This fall, Apple is upgrading all paid iCloud accounts to something it calls iCloud+. It includes several interesting new features on top of the existing iCloud storage, sync, and cloud features, but the most interesting might be something Apple calls iCloud Private Relay. At first, it sounds like a VPN: your web-browsing traffic is encrypted and sent through a relay to hide your exact location, IP, or the contents of your browsing traffic.
It’s not a VPN, though. Not quite. There are important differences, which we’ll describe here. But iCloud Private Relay may be enough for most people, giving the most obvious benefits of a VPN to millions of users who would never consider signing up for one. Here’s what this Private Relay feature is, how it works, and how it’s different from a traditional VPN.
Update 08/26/21: Apple will officially launch iCloud Private Relay as a “public beta” when iOS 15 releases this fall. There’s no change in functionality, it’s just a label to help users understand that they might experience occasional problems with sites not loading or displaying correctly as Apple works out the kinks.
What is iCloud Private Relay?
Once you upgrade to iOS 15, you’ll find a new setting in the iCloud Settings menu: Private Relay. Assuming you pay for any iCloud plan and therefore have the iCloud+ service, you can simply turn on this switch to enable iCloud Private Relay. That’s it—nothing to install or configure. There’s an IP Address Location setting that lets you preserve your approximate location or use a broader location, but most users can ignore that.
When this is enabled, all of your browsing activity in Safari will be routed through two internet “hops,” or relays. Your data is encrypted and then sent to Apple, so your ISP can’t see any of your web browsing requests. Once at Apple’s proxy server, the DNS request (the thing that points a domain name like “macworld.com” to a specific server IP address) and your iPhone or Mac’s IP address are separated. Your IP address is retained by Apple, while your DNS request is passed on, encrypted, to a “trusted partner” that has the decryption key, along with a fake intermediary IP address that is based on your approximate location. Apple didn’t name its partners, but some web sleuths have figured out that they are major internet backbone companies such as Akami, Cloudfare, and Fastly.

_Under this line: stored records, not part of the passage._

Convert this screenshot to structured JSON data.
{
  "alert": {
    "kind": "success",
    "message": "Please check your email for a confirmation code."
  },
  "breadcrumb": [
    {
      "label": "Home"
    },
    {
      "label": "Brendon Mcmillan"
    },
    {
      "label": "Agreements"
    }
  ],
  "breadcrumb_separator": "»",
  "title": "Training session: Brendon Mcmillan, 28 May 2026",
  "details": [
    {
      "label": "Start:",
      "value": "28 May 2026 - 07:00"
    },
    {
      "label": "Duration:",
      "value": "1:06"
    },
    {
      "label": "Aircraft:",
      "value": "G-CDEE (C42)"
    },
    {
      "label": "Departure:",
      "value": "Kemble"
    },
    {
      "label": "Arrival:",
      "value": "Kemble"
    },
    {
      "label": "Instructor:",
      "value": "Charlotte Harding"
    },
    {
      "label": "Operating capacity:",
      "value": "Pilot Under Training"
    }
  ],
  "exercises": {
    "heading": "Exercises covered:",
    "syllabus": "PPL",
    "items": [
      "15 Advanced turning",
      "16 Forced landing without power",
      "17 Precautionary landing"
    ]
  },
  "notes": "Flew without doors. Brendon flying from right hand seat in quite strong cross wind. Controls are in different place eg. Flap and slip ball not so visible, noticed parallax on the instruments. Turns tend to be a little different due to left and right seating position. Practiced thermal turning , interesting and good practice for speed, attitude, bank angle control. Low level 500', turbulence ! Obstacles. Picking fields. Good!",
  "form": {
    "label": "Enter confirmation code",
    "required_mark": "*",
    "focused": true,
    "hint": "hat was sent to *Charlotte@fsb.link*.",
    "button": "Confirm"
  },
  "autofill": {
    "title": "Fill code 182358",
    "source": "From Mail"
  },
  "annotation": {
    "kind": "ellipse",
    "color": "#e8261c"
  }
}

This means that Apple knows your IP address but not the name of the sites you’re visiting, and the trusted partner knows the site you’re visiting but not your IP (and therefore not who you are). Neither party can piece together a complete picture of both who you are and where you’re going.
The website you’re visiting typically gets your exact IP address and DNS request, so it can easily build a pretty detailed profile of exactly who you are, where you are, and where you’re going online. Combine that with a few cookies, even innocuous-seeming ones, and it’s pretty simple to have your entire online activity profiled, tracked, traced, and sold to advertisers (and others).
What iCloud Private Relay does is make the websites you’re visiting totally ignorant of this information, so it can’t build profiles of your activity.
The IP addresses Apple uses in place of your real one are still roughly approximate to your general area; it’s not enough to identify you personally, but it will allow sites that use your IP address to deliver local news, weather, sports, or other info to keep working fine. There’s an option to use an even broader IP address, but it might make some of those sites work incorrectly.
Note that Apple does not allow you to choose an IP address or even a region, and won’t ever make it seem like you’re coming from a totally different place. In other words, if you want to use it to access geographically locked content in Netflix or other online services, you’re out of luck.
How is iCloud Private Relay different from a VPN?
As cool as this Private Relay feature is, it’s definitely not a VPN. It will do a great job of preventing profiling of your web activity based on your basic connection data. But it has a lot of shortcomings compared to a real VPN. Some of these include:
It only works with Safari, not any of the other apps or web browsers you use. Technically, some other DNS info and a small subset of app-related web traffic will use it, but it’s best to think of it as a Safari-only thing.
It’s easily identifiable as a “proxy server,” which many large networks like those at schools or businesses will not work with. Most good VPNs disguise themselves to look like regular non-proxy traffic.
As mentioned, it can’t hide the region you’re connecting from, only your specific IP location, so you can’t access content locked out of your region or experience websites as if you’re connecting from another country.
If all you really want to do is stop websites from building a profile of you and selling it around to advertisers and data brokers, then using iCloud Private Relay on your iPhone, iPad, or Mac when it’s available in the fall of 2021 is a great option. It’s fast, easy, and if you already pay for any amount of iCloud storage, you’ll get it for free.
If you want real privacy and security for everything you do on the Internet, or want to access content that’s available in countries other than your own, you’ll still need a VPN. Fortunately, we have some VPN recommendations for you.